Lately, I’ve been wearing my mom’s wedding ring. I think I’m waiting for someone to say, “That’s a lovely ring.” And I’ll say, “Thank you. It’s my mom’s wedding ring.” It sounds incredibly mundane written out like that, but in my mind, the moment is revelatory somehow. Still, I’m not sure why anyone would comment on a thin silver band that appears so thoroughly unremarkable.
Actually, the ring is white gold, just barely the thickness of a nickel. And it is lovely, if you look close. The back of the band, the part people don’t see, is squarish—a couple millimeters thick and wide. The front of the band flattens into a ribbon. It’s thinner but wider, and the flattest part is crimped into a neat V-shape that nestles perfectly under the small marquis-cut diamond of the engagement ring. I don’t wear the diamond. It’s too obviously an engagement ring, just the kind a young sensible football coach buys for his very young, very sensible girlfriend.

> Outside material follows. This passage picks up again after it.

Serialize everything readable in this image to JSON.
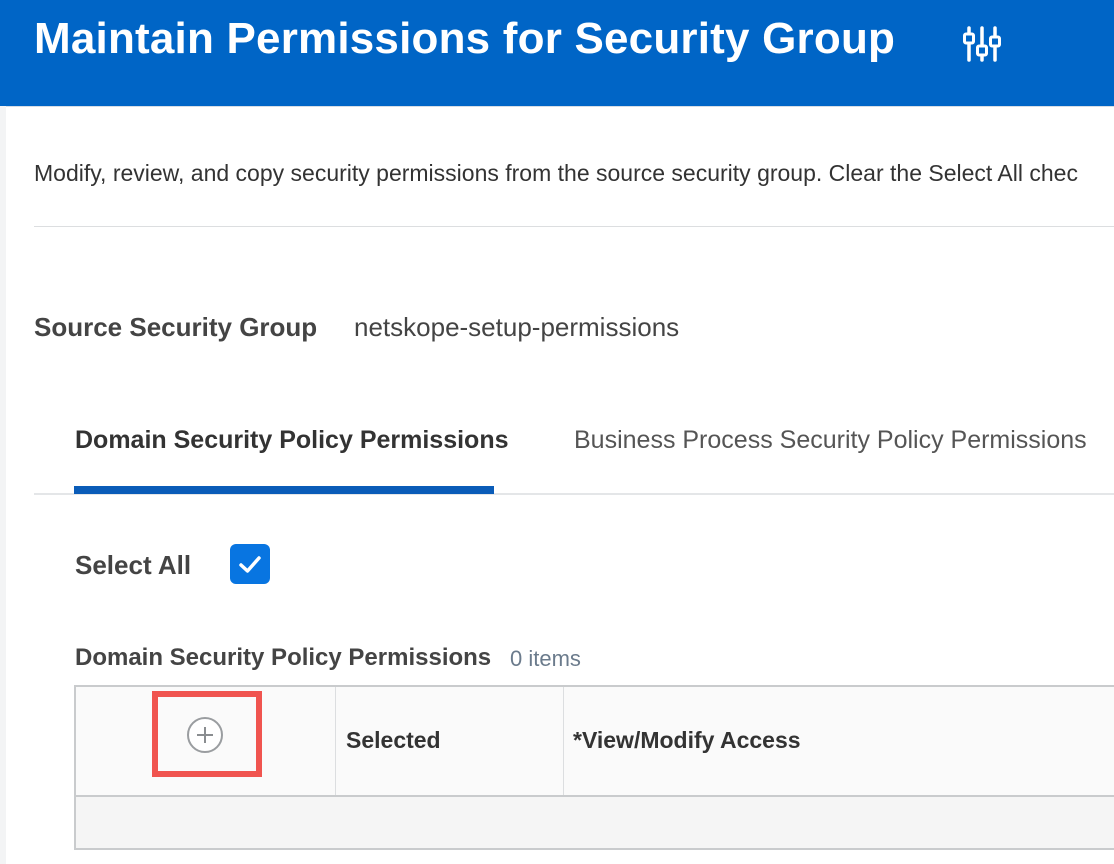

I wear the ring on the middle ringer of my left hand, where it fits best. Because my knuckles are so much wider than the rest of my finger, it still turns loosely. Several times a day I rotate it so the V is in the center. And then I hold my hand out in that distinctly feminine gesture of admiration. I like how smoothly it goes from square to flat, back to front, how the point of the V is, if you look down the barrel of the finger, the very widest part.
Sometimes I think I wear her ring because I want to be the person it promised I could. When I wear it, I feel virtuous—better than I actually am. With the band on my finger, it is easier, somehow, to trust in the way things are and worry less about the trajectory of my life and the lives of the people I love. When they exchanged vows, the cheerleader and the football coach imagined a very good, hard working, happy life for themselves. And even if what they imagined was only true for a while, it was true. It is a lucky thing to come from people who were so genuinely unburdened by cynicism. I like the ring’s promise of happiness. Even if that happiness was finite, I like knowing it happened.